• [DIRECTIONS]: Output the full listing exactly as written, with no pictures in it.

• [INPUT FOR THIS TASK]:
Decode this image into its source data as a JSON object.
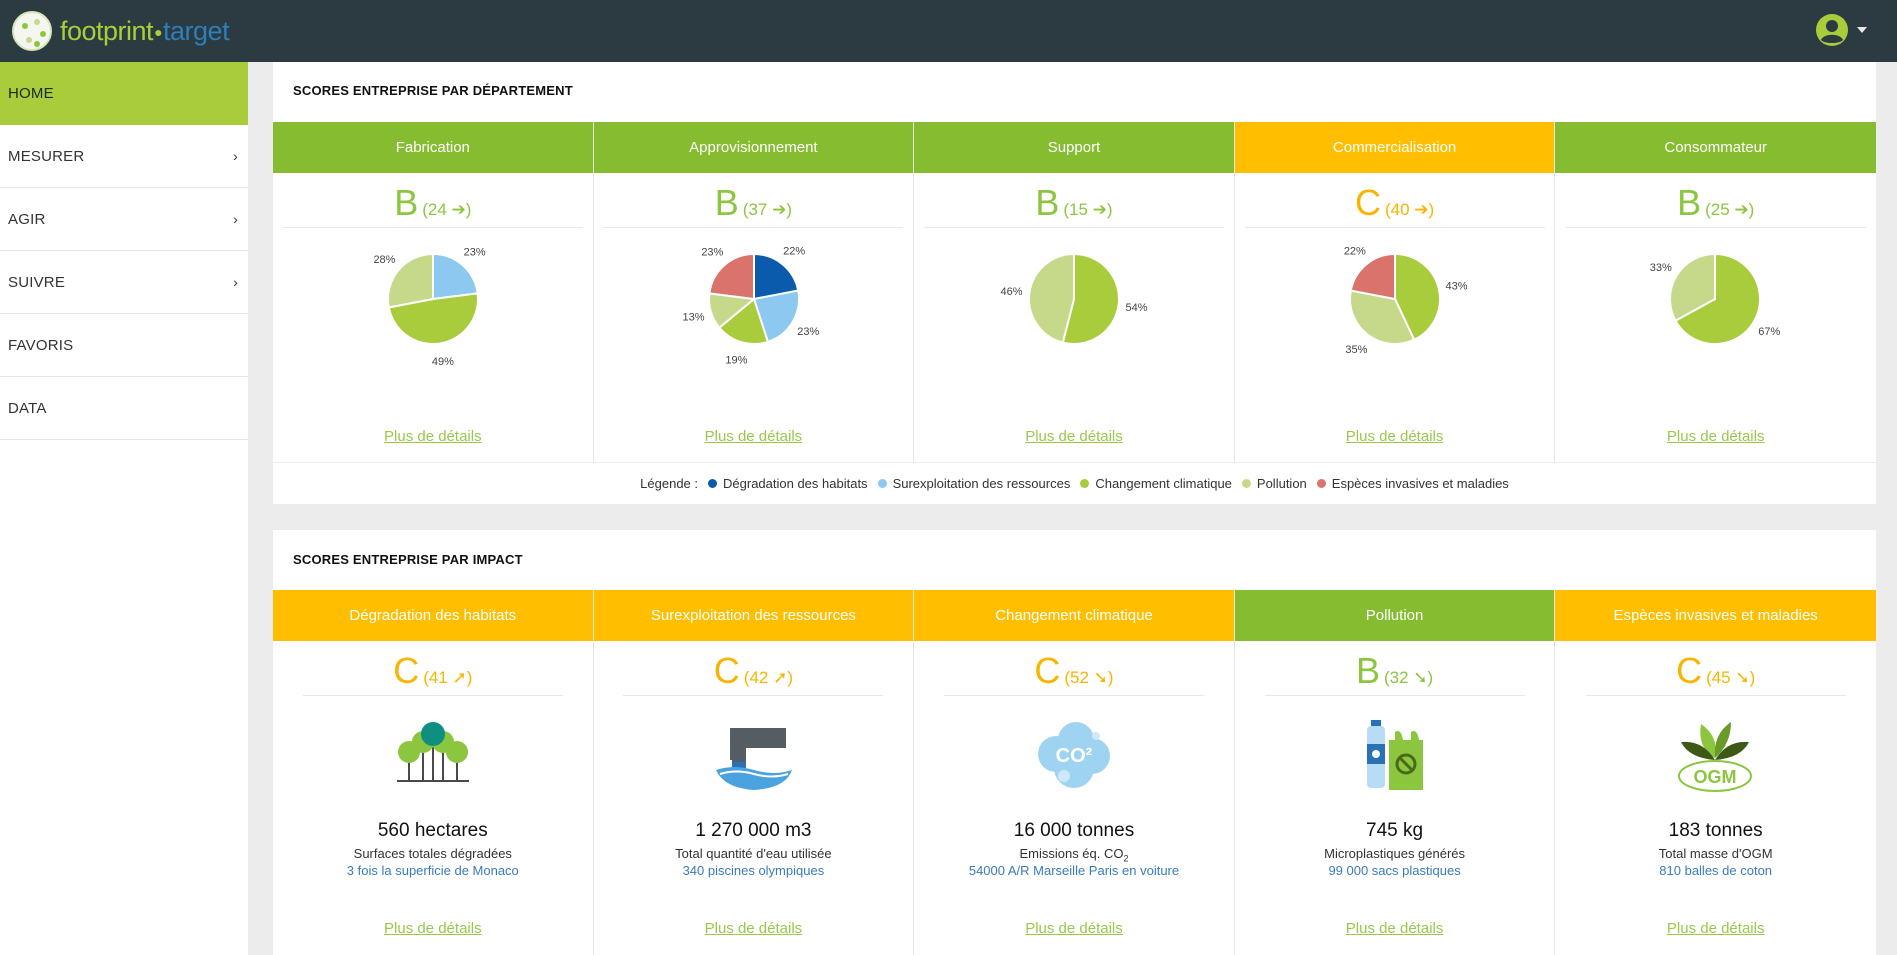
{
  "header": {
    "logo_text_a": "footprint",
    "logo_text_b": "target"
  },
  "sidebar": {
    "items": [
      {
        "label": "HOME",
        "active": true,
        "has_submenu": false
      },
      {
        "label": "MESURER",
        "active": false,
        "has_submenu": true
      },
      {
        "label": "AGIR",
        "active": false,
        "has_submenu": true
      },
      {
        "label": "SUIVRE",
        "active": false,
        "has_submenu": true
      },
      {
        "label": "FAVORIS",
        "active": false,
        "has_submenu": false
      },
      {
        "label": "DATA",
        "active": false,
        "has_submenu": false
      }
    ]
  },
  "departments": {
    "title": "SCORES ENTREPRISE PAR DÉPARTEMENT",
    "cards": [
      {
        "name": "Fabrication",
        "header_color": "#86bc30",
        "grade": "B",
        "score": "(24 ➔)",
        "grade_color": "#8cc63f",
        "details": "Plus de détails",
        "pie": [
          {
            "cat": "Surexploitation des ressources",
            "value": 23,
            "label": "23%"
          },
          {
            "cat": "Changement climatique",
            "value": 49,
            "label": "49%"
          },
          {
            "cat": "Pollution",
            "value": 28,
            "label": "28%"
          }
        ]
      },
      {
        "name": "Approvisionnement",
        "header_color": "#86bc30",
        "grade": "B",
        "score": "(37 ➔)",
        "grade_color": "#8cc63f",
        "details": "Plus de détails",
        "pie": [
          {
            "cat": "Dégradation des habitats",
            "value": 22,
            "label": "22%"
          },
          {
            "cat": "Surexploitation des ressources",
            "value": 23,
            "label": "23%"
          },
          {
            "cat": "Changement climatique",
            "value": 19,
            "label": "19%"
          },
          {
            "cat": "Pollution",
            "value": 13,
            "label": "13%"
          },
          {
            "cat": "Espèces invasives et maladies",
            "value": 23,
            "label": "23%"
          }
        ]
      },
      {
        "name": "Support",
        "header_color": "#86bc30",
        "grade": "B",
        "score": "(15 ➔)",
        "grade_color": "#8cc63f",
        "details": "Plus de détails",
        "pie": [
          {
            "cat": "Changement climatique",
            "value": 54,
            "label": "54%"
          },
          {
            "cat": "Pollution",
            "value": 46,
            "label": "46%"
          }
        ]
      },
      {
        "name": "Commercialisation",
        "header_color": "#ffbf00",
        "grade": "C",
        "score": "(40 ➔)",
        "grade_color": "#f7b500",
        "details": "Plus de détails",
        "pie": [
          {
            "cat": "Changement climatique",
            "value": 43,
            "label": "43%"
          },
          {
            "cat": "Pollution",
            "value": 35,
            "label": "35%"
          },
          {
            "cat": "Espèces invasives et maladies",
            "value": 22,
            "label": "22%"
          }
        ]
      },
      {
        "name": "Consommateur",
        "header_color": "#86bc30",
        "grade": "B",
        "score": "(25 ➔)",
        "grade_color": "#8cc63f",
        "details": "Plus de détails",
        "pie": [
          {
            "cat": "Changement climatique",
            "value": 67,
            "label": "67%"
          },
          {
            "cat": "Pollution",
            "value": 33,
            "label": "33%"
          }
        ]
      }
    ],
    "legend_label": "Légende :",
    "legend": [
      {
        "name": "Dégradation des habitats",
        "color": "#0a5bab"
      },
      {
        "name": "Surexploitation des ressources",
        "color": "#8cc8f0"
      },
      {
        "name": "Changement climatique",
        "color": "#a8cc3b"
      },
      {
        "name": "Pollution",
        "color": "#c6d98b"
      },
      {
        "name": "Espèces invasives et maladies",
        "color": "#d9736b"
      }
    ]
  },
  "chart_data": [
    {
      "type": "pie",
      "title": "Fabrication",
      "categories": [
        "Surexploitation des ressources",
        "Changement climatique",
        "Pollution"
      ],
      "values": [
        23,
        49,
        28
      ]
    },
    {
      "type": "pie",
      "title": "Approvisionnement",
      "categories": [
        "Dégradation des habitats",
        "Surexploitation des ressources",
        "Changement climatique",
        "Pollution",
        "Espèces invasives et maladies"
      ],
      "values": [
        22,
        23,
        19,
        13,
        23
      ]
    },
    {
      "type": "pie",
      "title": "Support",
      "categories": [
        "Changement climatique",
        "Pollution"
      ],
      "values": [
        54,
        46
      ]
    },
    {
      "type": "pie",
      "title": "Commercialisation",
      "categories": [
        "Changement climatique",
        "Pollution",
        "Espèces invasives et maladies"
      ],
      "values": [
        43,
        35,
        22
      ]
    },
    {
      "type": "pie",
      "title": "Consommateur",
      "categories": [
        "Changement climatique",
        "Pollution"
      ],
      "values": [
        67,
        33
      ]
    }
  ],
  "impacts": {
    "title": "SCORES ENTREPRISE PAR IMPACT",
    "cards": [
      {
        "name": "Dégradation des habitats",
        "header_color": "#ffbf00",
        "grade": "C",
        "score": "(41 ➚)",
        "grade_color": "#f7b500",
        "icon": "trees-icon",
        "value": "560 hectares",
        "label": "Surfaces totales dégradées",
        "equiv": "3 fois la superficie de Monaco",
        "details": "Plus de détails"
      },
      {
        "name": "Surexploitation des ressources",
        "header_color": "#ffbf00",
        "grade": "C",
        "score": "(42 ➚)",
        "grade_color": "#f7b500",
        "icon": "water-pipe-icon",
        "value": "1 270 000 m3",
        "label": "Total quantité d'eau utilisée",
        "equiv": "340 piscines olympiques",
        "details": "Plus de détails"
      },
      {
        "name": "Changement climatique",
        "header_color": "#ffbf00",
        "grade": "C",
        "score": "(52 ➘)",
        "grade_color": "#f7b500",
        "icon": "co2-cloud-icon",
        "value": "16 000 tonnes",
        "label": "Emissions éq. CO",
        "label_sub": "2",
        "equiv": "54000 A/R Marseille Paris en voiture",
        "details": "Plus de détails"
      },
      {
        "name": "Pollution",
        "header_color": "#86bc30",
        "grade": "B",
        "score": "(32 ➘)",
        "grade_color": "#8cc63f",
        "icon": "plastic-bottle-bag-icon",
        "value": "745 kg",
        "label": "Microplastiques générés",
        "equiv": "99 000 sacs plastiques",
        "details": "Plus de détails"
      },
      {
        "name": "Espèces invasives et maladies",
        "header_color": "#ffbf00",
        "grade": "C",
        "score": "(45 ➘)",
        "grade_color": "#f7b500",
        "icon": "ogm-leaf-icon",
        "icon_text": "OGM",
        "icon_sup": "2",
        "value": "183 tonnes",
        "label": "Total masse d'OGM",
        "equiv": "810 balles de coton",
        "details": "Plus de détails"
      }
    ]
  },
  "co2_icon_text": "CO²"
}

• [RESPONSE]:
Decode this image into its source data as a JSON object.
{
  "header": {
    "logo_text_a": "footprint",
    "logo_text_b": "target"
  },
  "sidebar": {
    "items": [
      {
        "label": "HOME",
        "active": true,
        "has_submenu": false
      },
      {
        "label": "MESURER",
        "active": false,
        "has_submenu": true
      },
      {
        "label": "AGIR",
        "active": false,
        "has_submenu": true
      },
      {
        "label": "SUIVRE",
        "active": false,
        "has_submenu": true
      },
      {
        "label": "FAVORIS",
        "active": false,
        "has_submenu": false
      },
      {
        "label": "DATA",
        "active": false,
        "has_submenu": false
      }
    ]
  },
  "departments": {
    "title": "SCORES ENTREPRISE PAR DÉPARTEMENT",
    "cards": [
      {
        "name": "Fabrication",
        "header_color": "#86bc30",
        "grade": "B",
        "score": "(24 ➔)",
        "grade_color": "#8cc63f",
        "details": "Plus de détails",
        "pie": [
          {
            "cat": "Surexploitation des ressources",
            "value": 23,
            "label": "23%"
          },
          {
            "cat": "Changement climatique",
            "value": 49,
            "label": "49%"
          },
          {
            "cat": "Pollution",
            "value": 28,
            "label": "28%"
          }
        ]
      },
      {
        "name": "Approvisionnement",
        "header_color": "#86bc30",
        "grade": "B",
        "score": "(37 ➔)",
        "grade_color": "#8cc63f",
        "details": "Plus de détails",
        "pie": [
          {
            "cat": "Dégradation des habitats",
            "value": 22,
            "label": "22%"
          },
          {
            "cat": "Surexploitation des ressources",
            "value": 23,
            "label": "23%"
          },
          {
            "cat": "Changement climatique",
            "value": 19,
            "label": "19%"
          },
          {
            "cat": "Pollution",
            "value": 13,
            "label": "13%"
          },
          {
            "cat": "Espèces invasives et maladies",
            "value": 23,
            "label": "23%"
          }
        ]
      },
      {
        "name": "Support",
        "header_color": "#86bc30",
        "grade": "B",
        "score": "(15 ➔)",
        "grade_color": "#8cc63f",
        "details": "Plus de détails",
        "pie": [
          {
            "cat": "Changement climatique",
            "value": 54,
            "label": "54%"
          },
          {
            "cat": "Pollution",
            "value": 46,
            "label": "46%"
          }
        ]
      },
      {
        "name": "Commercialisation",
        "header_color": "#ffbf00",
        "grade": "C",
        "score": "(40 ➔)",
        "grade_color": "#f7b500",
        "details": "Plus de détails",
        "pie": [
          {
            "cat": "Changement climatique",
            "value": 43,
            "label": "43%"
          },
          {
            "cat": "Pollution",
            "value": 35,
            "label": "35%"
          },
          {
            "cat": "Espèces invasives et maladies",
            "value": 22,
            "label": "22%"
          }
        ]
      },
      {
        "name": "Consommateur",
        "header_color": "#86bc30",
        "grade": "B",
        "score": "(25 ➔)",
        "grade_color": "#8cc63f",
        "details": "Plus de détails",
        "pie": [
          {
            "cat": "Changement climatique",
            "value": 67,
            "label": "67%"
          },
          {
            "cat": "Pollution",
            "value": 33,
            "label": "33%"
          }
        ]
      }
    ],
    "legend_label": "Légende :",
    "legend": [
      {
        "name": "Dégradation des habitats",
        "color": "#0a5bab"
      },
      {
        "name": "Surexploitation des ressources",
        "color": "#8cc8f0"
      },
      {
        "name": "Changement climatique",
        "color": "#a8cc3b"
      },
      {
        "name": "Pollution",
        "color": "#c6d98b"
      },
      {
        "name": "Espèces invasives et maladies",
        "color": "#d9736b"
      }
    ]
  },
  "chart_data": [
    {
      "type": "pie",
      "title": "Fabrication",
      "categories": [
        "Surexploitation des ressources",
        "Changement climatique",
        "Pollution"
      ],
      "values": [
        23,
        49,
        28
      ]
    },
    {
      "type": "pie",
      "title": "Approvisionnement",
      "categories": [
        "Dégradation des habitats",
        "Surexploitation des ressources",
        "Changement climatique",
        "Pollution",
        "Espèces invasives et maladies"
      ],
      "values": [
        22,
        23,
        19,
        13,
        23
      ]
    },
    {
      "type": "pie",
      "title": "Support",
      "categories": [
        "Changement climatique",
        "Pollution"
      ],
      "values": [
        54,
        46
      ]
    },
    {
      "type": "pie",
      "title": "Commercialisation",
      "categories": [
        "Changement climatique",
        "Pollution",
        "Espèces invasives et maladies"
      ],
      "values": [
        43,
        35,
        22
      ]
    },
    {
      "type": "pie",
      "title": "Consommateur",
      "categories": [
        "Changement climatique",
        "Pollution"
      ],
      "values": [
        67,
        33
      ]
    }
  ],
  "impacts": {
    "title": "SCORES ENTREPRISE PAR IMPACT",
    "cards": [
      {
        "name": "Dégradation des habitats",
        "header_color": "#ffbf00",
        "grade": "C",
        "score": "(41 ➚)",
        "grade_color": "#f7b500",
        "icon": "trees-icon",
        "value": "560 hectares",
        "label": "Surfaces totales dégradées",
        "equiv": "3 fois la superficie de Monaco",
        "details": "Plus de détails"
      },
      {
        "name": "Surexploitation des ressources",
        "header_color": "#ffbf00",
        "grade": "C",
        "score": "(42 ➚)",
        "grade_color": "#f7b500",
        "icon": "water-pipe-icon",
        "value": "1 270 000 m3",
        "label": "Total quantité d'eau utilisée",
        "equiv": "340 piscines olympiques",
        "details": "Plus de détails"
      },
      {
        "name": "Changement climatique",
        "header_color": "#ffbf00",
        "grade": "C",
        "score": "(52 ➘)",
        "grade_color": "#f7b500",
        "icon": "co2-cloud-icon",
        "value": "16 000 tonnes",
        "label": "Emissions éq. CO",
        "label_sub": "2",
        "equiv": "54000 A/R Marseille Paris en voiture",
        "details": "Plus de détails"
      },
      {
        "name": "Pollution",
        "header_color": "#86bc30",
        "grade": "B",
        "score": "(32 ➘)",
        "grade_color": "#8cc63f",
        "icon": "plastic-bottle-bag-icon",
        "value": "745 kg",
        "label": "Microplastiques générés",
        "equiv": "99 000 sacs plastiques",
        "details": "Plus de détails"
      },
      {
        "name": "Espèces invasives et maladies",
        "header_color": "#ffbf00",
        "grade": "C",
        "score": "(45 ➘)",
        "grade_color": "#f7b500",
        "icon": "ogm-leaf-icon",
        "icon_text": "OGM",
        "icon_sup": "2",
        "value": "183 tonnes",
        "label": "Total masse d'OGM",
        "equiv": "810 balles de coton",
        "details": "Plus de détails"
      }
    ]
  },
  "co2_icon_text": "CO²"
}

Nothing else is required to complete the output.